Being transparent and providing accessible information to individuals about how we will use their personal data is a key element of the Data Protection Act 1998 (DPA) and the EU General Data Protection Regulation (GDPR) May 2018.
The first principle of data protection is that personal data must be processed fairly and lawfully. The DPA says that in order for the processing to be fair, the data controller (The beauty room) has to make certain information available to the data subjects (the individuals whom the data relates to), so far as practicable.
The code of best practice uses the term ‘privacy notice’ to describe all the privacy information that we make available or provide to data subjects when collecting information about them.
- What information is being collected.
- Who is collecting it.
- Why is it being collected.
- How will it be used.
- Who will it be shared with.
- Right of access to data
- Methods for un-subscription
These techniques allow us to give data subjects greater choice and control over how their personal data is used and demonstrates that we are using personal data fairly and transparently.
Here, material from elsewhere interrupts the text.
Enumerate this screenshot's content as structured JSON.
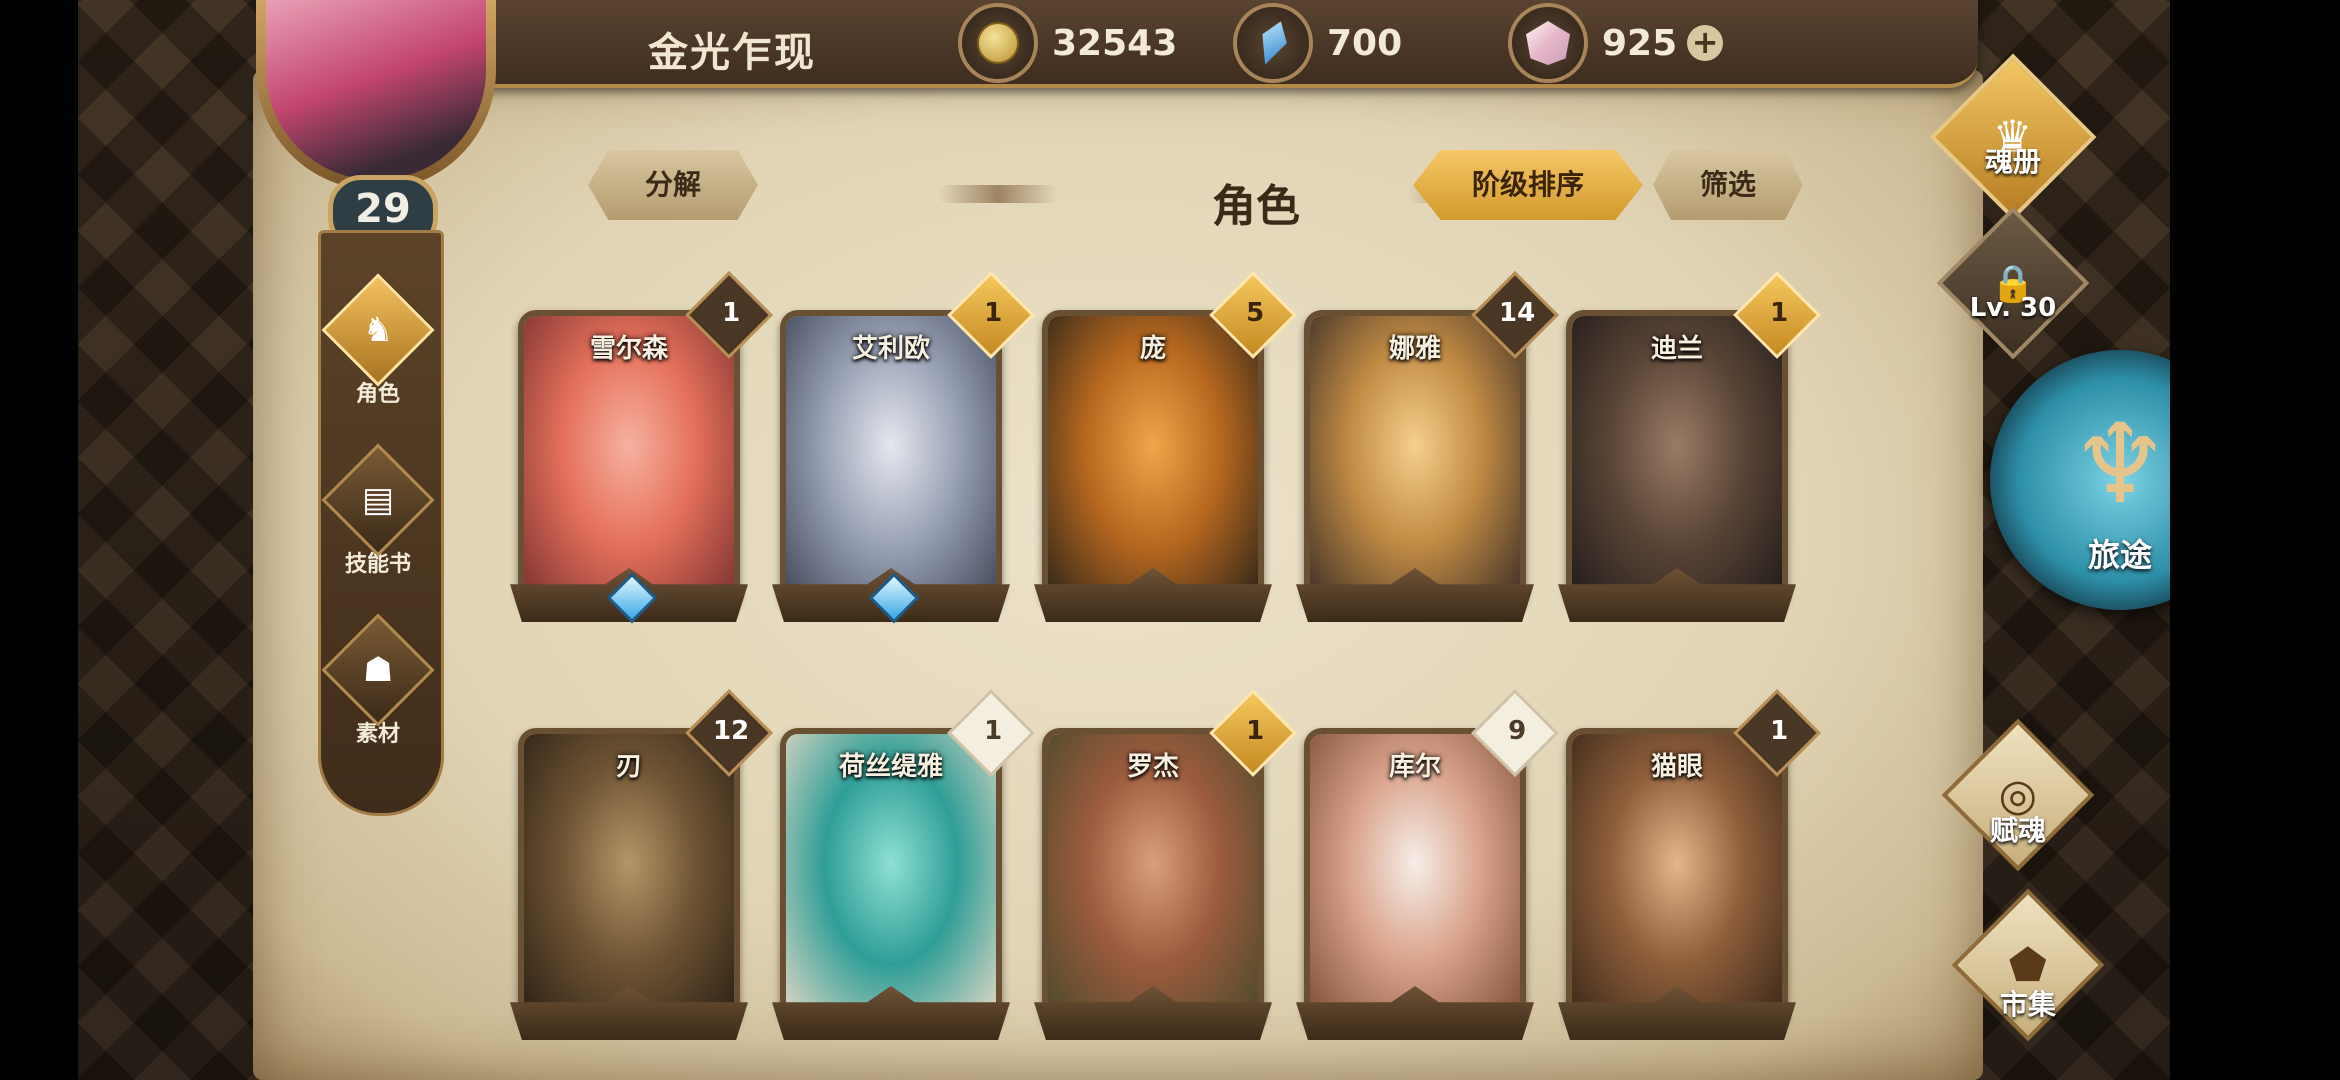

In broader terms, an individual’s data will be collected to administer the products, services or information requested.
The beauty room collects data for the purpose of legitimate interest and this may include (but not be limited to) title, first name, surname, address, telephone numbers, email address and where provided, status of health, age and gender.
Once data has been collected it will be stored in a secure locked cabinet and will only be used to confirm appointment, to advise of offers/promotions or any other relevant information in administrating and fulfilling requests.
Data will be retained for a period of time that is deemed suitable for the purpose of being relevant, which may vary according to the services requested.
Personal data will not be shared, sold or passed to third parties for any marketing purposes.
Data subjects have a right of access to the data we hold and should contact us in writing with any requests for access. Data subjects may also exercise their right to erasure provided they do so in writing, including any evidence or proof why we should no longer hold their data.
All requests will be considered and a response given within 72 hours. In exceptional cases, we may not agree to full erasure if a legitimate/legal reason for doing so exists.
Who Can I Complain To If I Feel You Are Not Handling My Data Correctly?